RFA could not reach the military spokesman for additional information about the committee on Tuesday.
AA to wait and see
Analysts and ethnic armed groups had mixed reactions to the move, with some observers saying that the measure indicates the military’s interest in making headway in the peace process, but others suggesting that nothing would change.
The permanent committee offers continuity because it includes generals who took part in previous peace talks, said Min Zaw Oo, executive director of Myanmar Institute for Peace and Security.
“It is not good to change the members of a committee for peace talks because it takes time to build trust and understanding,” he said. “The members of the new committee have experience with this issue. That’s why I think it is positive to assign them [to the committee] before they retire.”
Lieutenant General Yar Pyae, who will lead the new committee, heads the body that monitors truces under the 2015 NCA.
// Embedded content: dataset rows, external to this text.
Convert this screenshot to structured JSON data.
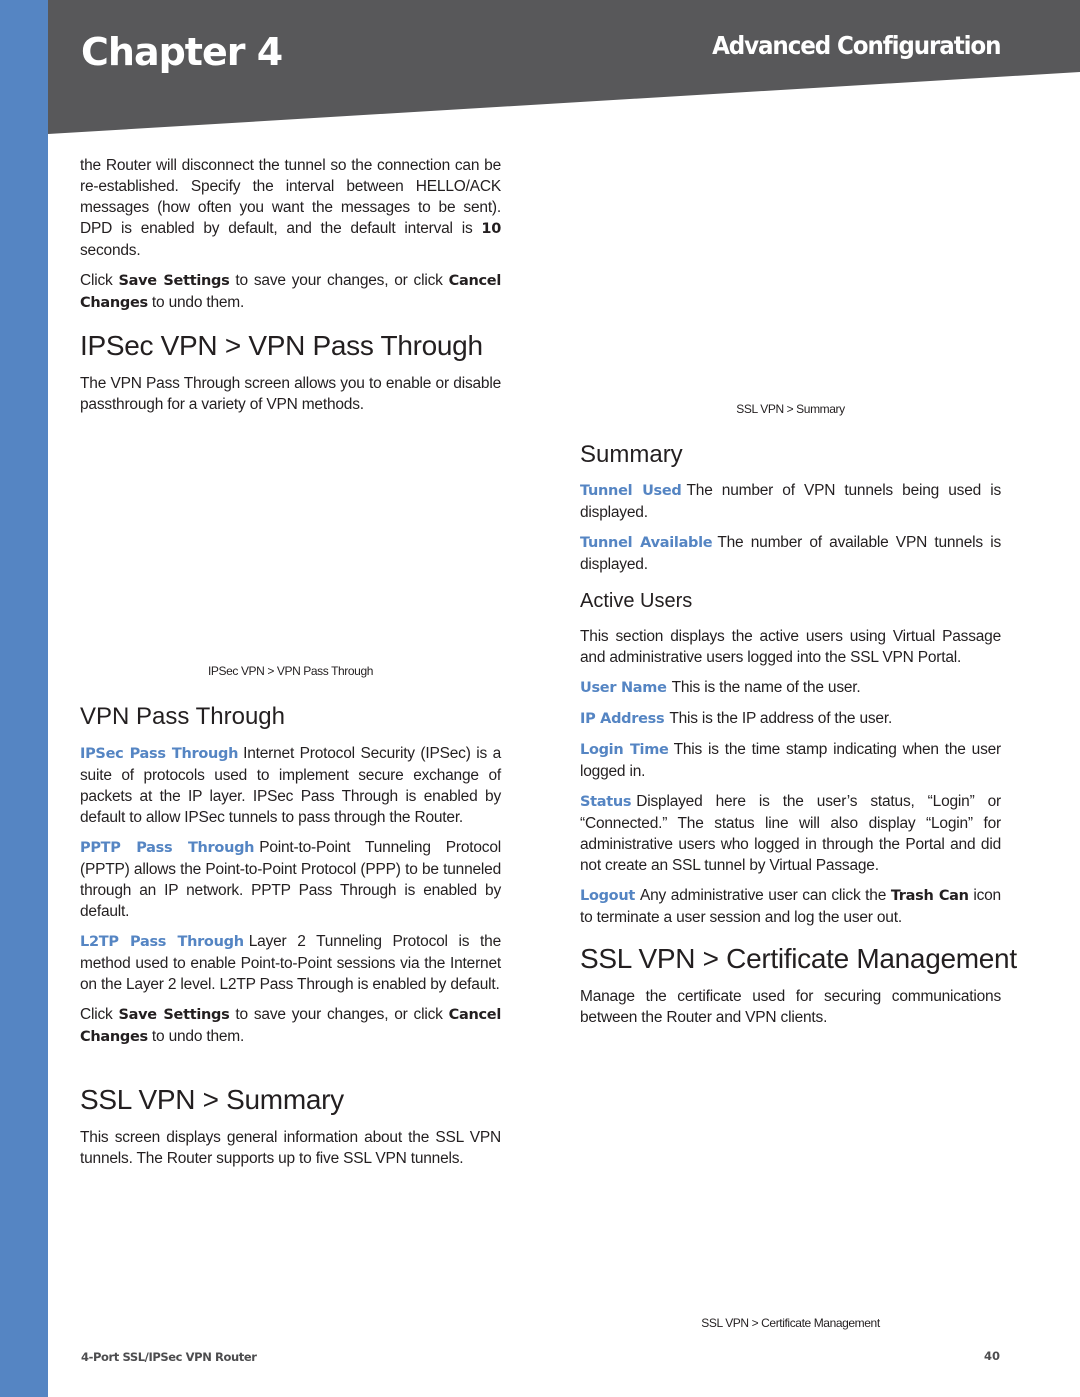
{
  "header": {
    "chapter": "Chapter 4",
    "section": "Advanced Configuration",
    "band_color": "#58585a",
    "strip_color": "#5585c3"
  },
  "left": {
    "intro_paragraph": "the Router will disconnect the tunnel so the connection can be re-established. Specify the interval between HELLO/ACK messages (how often you want the messages to be sent). DPD is enabled by default, and the default interval is ",
    "intro_bold_value": "10",
    "intro_tail": " seconds.",
    "save_note_1": {
      "pre": "Click ",
      "save": "Save Settings",
      "mid": " to save your changes, or click ",
      "cancel": "Cancel Changes",
      "post": " to undo them."
    },
    "heading_passthrough": "IPSec VPN > VPN Pass Through",
    "passthrough_desc": "The VPN Pass Through screen allows you to enable or disable passthrough for a variety of VPN methods.",
    "caption_passthrough": "IPSec VPN > VPN Pass Through",
    "subheading_passthrough": "VPN Pass Through",
    "items": [
      {
        "term": "IPSec Pass Through",
        "text": "Internet Protocol Security (IPSec) is a suite of protocols used to implement secure exchange of packets at the IP layer. IPSec Pass Through is enabled by default to allow IPSec tunnels to pass through the Router."
      },
      {
        "term": "PPTP Pass Through",
        "text": "Point-to-Point Tunneling Protocol (PPTP) allows the Point-to-Point Protocol (PPP) to be tunneled through an IP network. PPTP Pass Through is enabled by default."
      },
      {
        "term": "L2TP Pass Through",
        "text": "Layer 2 Tunneling Protocol is the method used to enable Point-to-Point sessions via the Internet on the Layer 2 level. L2TP Pass Through is enabled by default."
      }
    ],
    "save_note_2": {
      "pre": "Click ",
      "save": "Save Settings",
      "mid": " to save your changes, or click ",
      "cancel": "Cancel Changes",
      "post": " to undo them."
    },
    "heading_ssl_summary": "SSL VPN > Summary",
    "ssl_summary_desc": "This screen displays general information about the SSL VPN tunnels. The Router supports up to five SSL VPN tunnels."
  },
  "right": {
    "caption_summary": "SSL VPN > Summary",
    "subheading_summary": "Summary",
    "summary_items": [
      {
        "term": "Tunnel Used",
        "text": "The number of VPN tunnels being used is displayed."
      },
      {
        "term": "Tunnel Available",
        "text": "The number of available VPN tunnels is displayed."
      }
    ],
    "subheading_active_users": "Active Users",
    "active_users_desc": "This section displays the active users using Virtual Passage and administrative users logged into the SSL VPN Portal.",
    "user_items": [
      {
        "term": "User Name",
        "text": "This is the name of the user."
      },
      {
        "term": "IP Address",
        "text": "This is the IP address of the user."
      },
      {
        "term": "Login Time",
        "text": "This is the time stamp indicating when the user logged in."
      },
      {
        "term": "Status",
        "text": "Displayed here is the user’s status, “Login” or “Connected.” The status line will also display “Login” for administrative users who logged in through the Portal and did not create an SSL tunnel by Virtual Passage."
      }
    ],
    "logout_item": {
      "term": "Logout",
      "pre": "Any administrative user can click the ",
      "bold": "Trash Can",
      "post": " icon to terminate a user session and log the user out."
    },
    "heading_cert": "SSL VPN > Certificate Management",
    "cert_desc": "Manage the certificate used for securing communications between the Router and VPN clients.",
    "caption_cert": "SSL VPN > Certificate Management"
  },
  "footer": {
    "product": "4-Port SSL/IPSec VPN Router",
    "page_number": "40"
  }
}
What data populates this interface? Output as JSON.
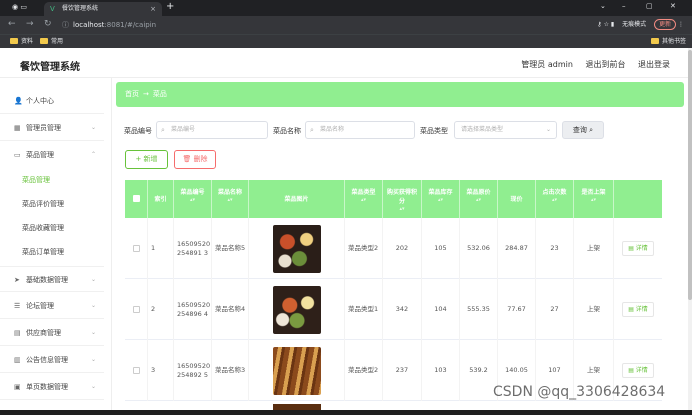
{
  "browser": {
    "tab_title": "餐饮管理系统",
    "url_host": "localhost",
    "url_rest": ":8081/#/caipin",
    "incognito_label": "无痕模式",
    "update_label": "更新",
    "bookmarks": [
      "资料",
      "常用"
    ],
    "other_bookmarks": "其他书签"
  },
  "header": {
    "title": "餐饮管理系统",
    "user": "管理员 admin",
    "back_front": "退出到前台",
    "logout": "退出登录"
  },
  "sidebar": {
    "items": [
      {
        "label": "个人中心",
        "icon": "user-icon"
      },
      {
        "label": "管理员管理",
        "icon": "admin-icon"
      },
      {
        "label": "菜品管理",
        "icon": "dish-icon"
      },
      {
        "label": "基础数据管理",
        "icon": "send-icon"
      },
      {
        "label": "论坛管理",
        "icon": "sliders-icon"
      },
      {
        "label": "供应商管理",
        "icon": "supplier-icon"
      },
      {
        "label": "公告信息管理",
        "icon": "chart-icon"
      },
      {
        "label": "单页数据管理",
        "icon": "page-icon"
      }
    ],
    "sub_items": [
      "菜品管理",
      "菜品评价管理",
      "菜品收藏管理",
      "菜品订单管理"
    ]
  },
  "breadcrumb": {
    "home": "首页",
    "current": "菜品"
  },
  "filters": {
    "code_label": "菜品编号",
    "code_placeholder": "菜品编号",
    "name_label": "菜品名称",
    "name_placeholder": "菜品名称",
    "type_label": "菜品类型",
    "type_placeholder": "请选择菜品类型",
    "search_label": "查询"
  },
  "actions": {
    "add": "新增",
    "delete": "删除"
  },
  "table": {
    "headers": [
      "索引",
      "菜品编号",
      "菜品名称",
      "菜品图片",
      "菜品类型",
      "购买获得积分",
      "菜品库存",
      "菜品原价",
      "现价",
      "点击次数",
      "是否上架"
    ],
    "detail_label": "详情",
    "rows": [
      {
        "index": "1",
        "code": "16509520254891 3",
        "name": "菜品名称5",
        "type": "菜品类型2",
        "points": "202",
        "stock": "105",
        "orig": "532.06",
        "price": "284.87",
        "clicks": "23",
        "onsale": "上架"
      },
      {
        "index": "2",
        "code": "16509520254896 4",
        "name": "菜品名称4",
        "type": "菜品类型1",
        "points": "342",
        "stock": "104",
        "orig": "555.35",
        "price": "77.67",
        "clicks": "27",
        "onsale": "上架"
      },
      {
        "index": "3",
        "code": "16509520254892 5",
        "name": "菜品名称3",
        "type": "菜品类型2",
        "points": "237",
        "stock": "103",
        "orig": "539.2",
        "price": "140.05",
        "clicks": "107",
        "onsale": "上架"
      }
    ]
  },
  "watermark": "CSDN @qq_3306428634"
}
Khine Thukha, spokesman for the Arakan Army (AA), which has been fighting Myanmar forces in Rakhine state for nearly two years, said the AA will wait and see if the new committee does anything differently.
“The military’s peace negotiation committee was formed in 2018 with eight members, [and] now there are only five,” he said. “We will need to judge this new committee by its works, and whether it is just a symbolic one or a genuine one for peace talks.”
Political analyst and writer Than Soe Naing said much depends on whether the army sticks to its old approach or tries something new.
“If they don’t abandon the approach that the AA will not be invited to the peace talks since it has been declared a terrorist organization, this committee will not make any difference,” he said. “Realistically speaking, both the AA and the military need to change their views and make compromises.”
RFA could not reach other NCA non-signatory ethnic armies for comment on the new peace committee.
The government military has been battling AA forces in parts of Rakhine and Chin states since late 2018, leaving 300 civilians dead and displacing about 226,000 others. Clashes between national troops and ethnic soldiers also continue to occur in Kachin, Shan, and Kayin states.
With results expected to be made public later this week, the NLD claimed a lopsided victory in elections to fill 224 seats in the upper house and 440 seats in the lower house of Myanmar’s national parliament. State and regional assembly members were also elected Sunday.
Political analyst Yan Myo Thein said the NDL capitalized on widespread concerns about the military’s influence in the country and voters backed the NLD “more than they did in 2015” when it took 235 lower house and 135 upper house seats.
“The election results show there is continuing support and trust in Daw [honorific] Aung San Suu Kyi,” he said.
NLD spokesman Myo Nyunt told RFA on Monday that his party won enough seats to form the next government.
Meanwhile, the military-backed Union Solidarity and Development Party (USDP) raised complaints about election fairness.
Twenty-five percent of seats in national and regional assemblies are reserved for uniform soldiers under the 2008 constitution, written by the army.
USDP Chairman Than Htay said he reckoned that the pro-military party has won fewer than 20 seats this time, losing about half of the 41 parliamentary seats it gained in national elections five years ago.
“We still have not won as many seats as we expected, and results are coming in gradually, even today,” said Than Htay, who beat an NLD candidate in the vote for a lawmaker seat in the capital Naypyidaw’s military-dominated Zeyarthiri township.
“The parties did not get equal playing field before the election. That’s why it is a little hard for us to believe in this election,” he told RFA in an interview.
“We do not mean everything went wrong, but with the lack of equal opportunity [among the parties], we believe that the results will not be fair,” said Than Htay.
Reported by Thiha RFA’s Myanmar Service. Translated by Kyaw Min Htun and Ye Kaung Myint Maung. Written in English by Roseanne Gerin.Print